── Material shown ──

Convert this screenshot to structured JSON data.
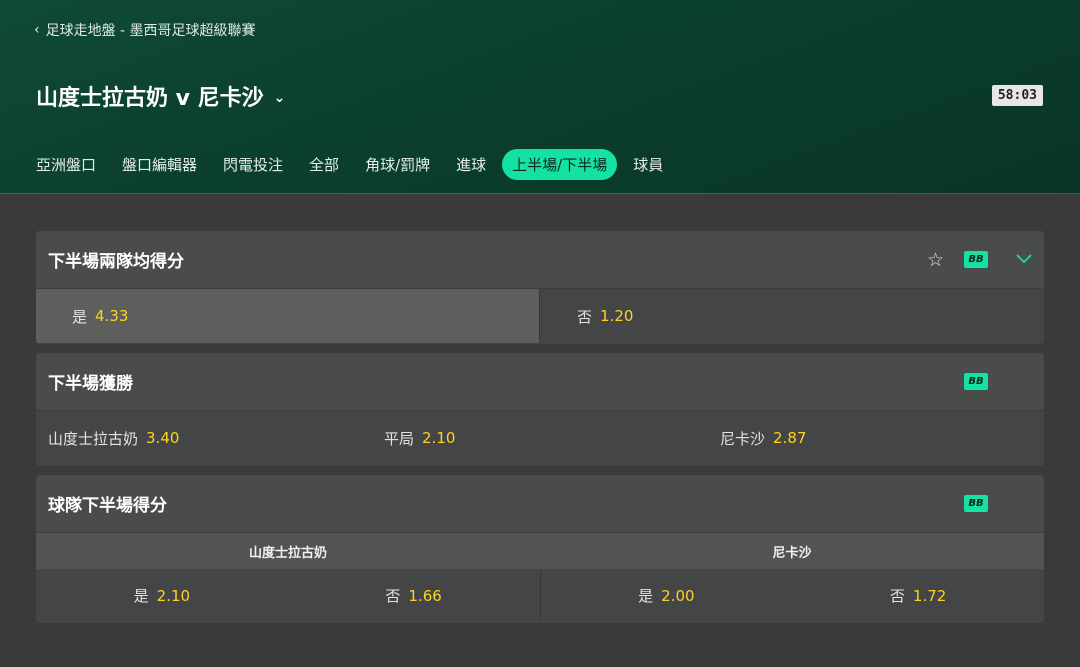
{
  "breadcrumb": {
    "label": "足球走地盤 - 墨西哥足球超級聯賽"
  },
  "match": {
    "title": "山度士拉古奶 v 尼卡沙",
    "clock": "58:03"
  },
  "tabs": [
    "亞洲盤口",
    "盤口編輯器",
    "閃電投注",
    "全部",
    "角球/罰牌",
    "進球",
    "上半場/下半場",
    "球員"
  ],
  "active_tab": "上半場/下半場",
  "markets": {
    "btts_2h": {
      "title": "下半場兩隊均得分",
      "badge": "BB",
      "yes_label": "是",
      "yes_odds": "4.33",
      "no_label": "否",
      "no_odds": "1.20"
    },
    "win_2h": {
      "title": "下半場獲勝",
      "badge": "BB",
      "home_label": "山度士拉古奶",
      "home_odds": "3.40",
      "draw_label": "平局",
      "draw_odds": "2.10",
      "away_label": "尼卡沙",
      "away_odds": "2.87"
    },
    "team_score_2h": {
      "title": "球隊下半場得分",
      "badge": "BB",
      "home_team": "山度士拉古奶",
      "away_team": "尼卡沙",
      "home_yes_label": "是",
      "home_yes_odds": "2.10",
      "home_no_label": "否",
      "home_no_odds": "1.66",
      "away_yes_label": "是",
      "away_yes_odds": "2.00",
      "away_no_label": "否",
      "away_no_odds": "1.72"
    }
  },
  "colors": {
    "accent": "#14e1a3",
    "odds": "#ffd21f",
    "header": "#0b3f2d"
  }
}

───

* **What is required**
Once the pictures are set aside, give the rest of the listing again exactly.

* **Answer to the problem**
Convert this screenshot to structured JSON data.
{
  "breadcrumb": {
    "label": "足球走地盤 - 墨西哥足球超級聯賽"
  },
  "match": {
    "title": "山度士拉古奶 v 尼卡沙",
    "clock": "58:03"
  },
  "tabs": [
    "亞洲盤口",
    "盤口編輯器",
    "閃電投注",
    "全部",
    "角球/罰牌",
    "進球",
    "上半場/下半場",
    "球員"
  ],
  "active_tab": "上半場/下半場",
  "markets": {
    "btts_2h": {
      "title": "下半場兩隊均得分",
      "badge": "BB",
      "yes_label": "是",
      "yes_odds": "4.33",
      "no_label": "否",
      "no_odds": "1.20"
    },
    "win_2h": {
      "title": "下半場獲勝",
      "badge": "BB",
      "home_label": "山度士拉古奶",
      "home_odds": "3.40",
      "draw_label": "平局",
      "draw_odds": "2.10",
      "away_label": "尼卡沙",
      "away_odds": "2.87"
    },
    "team_score_2h": {
      "title": "球隊下半場得分",
      "badge": "BB",
      "home_team": "山度士拉古奶",
      "away_team": "尼卡沙",
      "home_yes_label": "是",
      "home_yes_odds": "2.10",
      "home_no_label": "否",
      "home_no_odds": "1.66",
      "away_yes_label": "是",
      "away_yes_odds": "2.00",
      "away_no_label": "否",
      "away_no_odds": "1.72"
    }
  },
  "colors": {
    "accent": "#14e1a3",
    "odds": "#ffd21f",
    "header": "#0b3f2d"
  }
}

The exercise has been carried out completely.